Avalanche terrain is any terrain or slope in the mountains where an avalanche could occur under the right conditions. The NZAA is all about assessing those conditions and predicting what could happen in avalanche terrain as a result. This potential for avalanches is reflected in the assigned ‘danger rating’ for the forecast. 

What are the forecasts for?

These forecasts advise recreational users of avalanche danger in each region. They apply for any type of recreational user that will be in avalanche terrain, such as backcountry skiers/snowboarders, mountaineers, trampers, or hunters. 

The forecasts include travel advice, recent avalanche activity, weather and snowpack conditions, and information that assists users in understanding the particular avalanche problems that exist in the region

The avalanche forecasts are not for use by commercial operators, such as ski areas, heli-ski or guiding/instruction companies. Commercial operators should have their own safety management plans and avalanche hazard assessments specific to their needs. The avalanche forecast does not apply to within ski area boundaries as ski areas perform their own avalanche control work to manage the avalanche hazard. These forecasts are for the backcountry areas in our mountains. The backcountry begins as soon as you leave the ski area boundary.

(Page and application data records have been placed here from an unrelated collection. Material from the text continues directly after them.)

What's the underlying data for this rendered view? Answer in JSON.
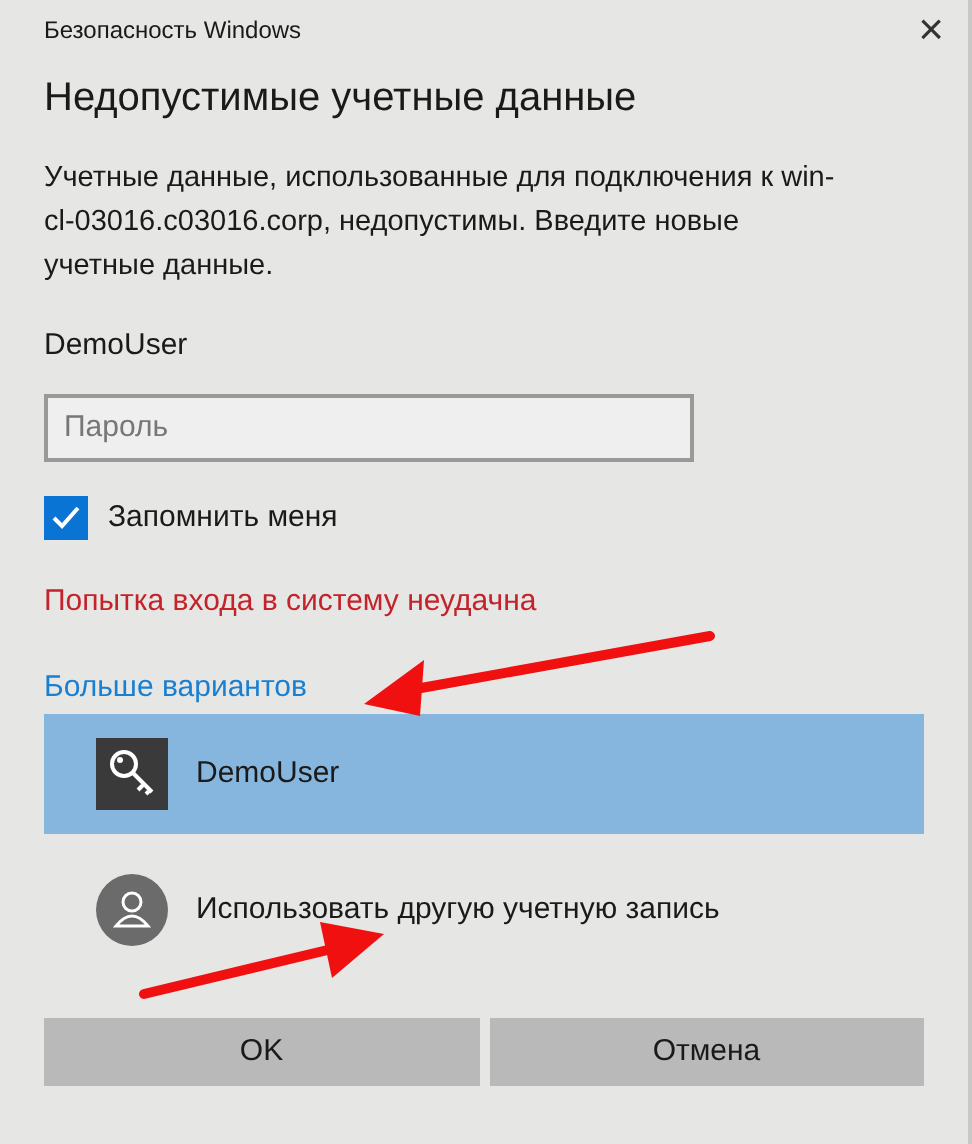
{
  "window": {
    "title": "Безопасность Windows",
    "close": "×"
  },
  "heading": "Недопустимые учетные данные",
  "message": "Учетные данные, использованные для подключения к win-cl-03016.c03016.corp, недопустимы. Введите новые учетные данные.",
  "username": "DemoUser",
  "password": {
    "placeholder": "Пароль"
  },
  "remember": {
    "label": "Запомнить меня",
    "checked": true
  },
  "error": "Попытка входа в систему неудачна",
  "more_options": "Больше вариантов",
  "accounts": [
    {
      "kind": "key",
      "label": "DemoUser",
      "selected": true
    },
    {
      "kind": "person",
      "label": "Использовать другую учетную запись",
      "selected": false
    }
  ],
  "buttons": [
    "OK",
    "Отмена"
  ]
}
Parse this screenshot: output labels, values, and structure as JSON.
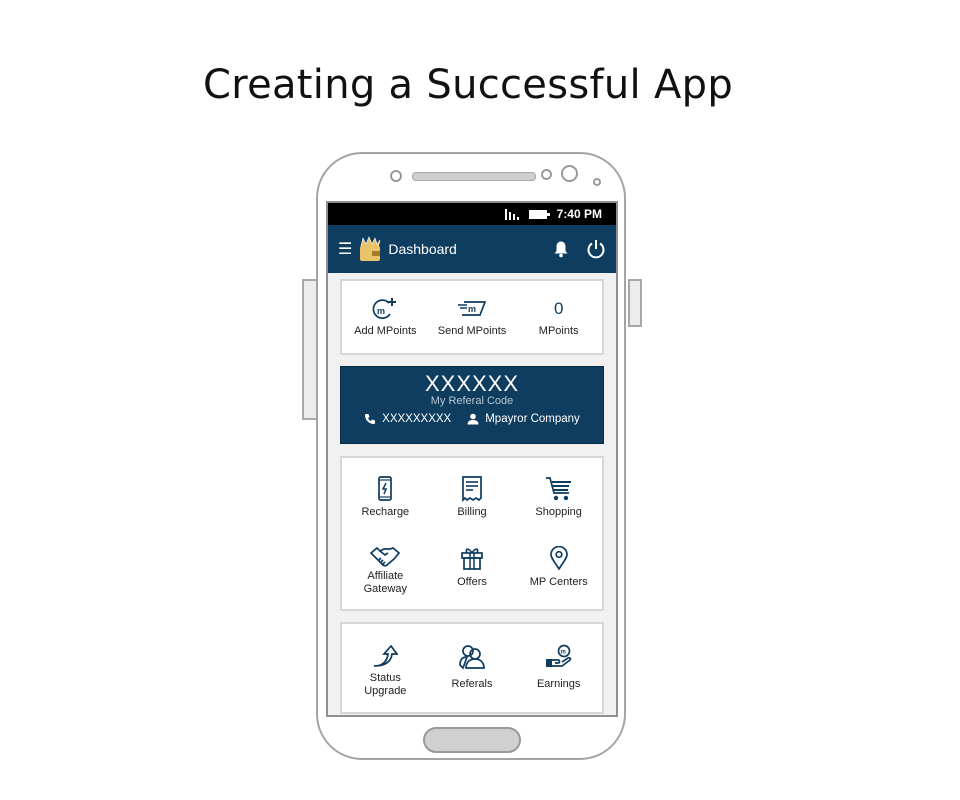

How do I use the forecast?

For a detailed walkthrough of an NZAA forecast, see our NZAA User's GuideWe also have a free Online Avalanche Course that you can work through at your pace to learn the basics of identifying avalanche terrain, learning about different avalanche types, and getting a few tips on rescue techniques. This is a great introduction (not a replacement) of what you’ll get on an in-person, practical Avalanche Awareness or Backcountry Avalanche Course.

Continue your learning

The forecast is just one of three components of avalanche safety. You can find more resources in our Learn section. Where we have information on avalanche safety, education and courses available around the country for getting the appropriate training plus some excellent avalanche safety videos to get you started.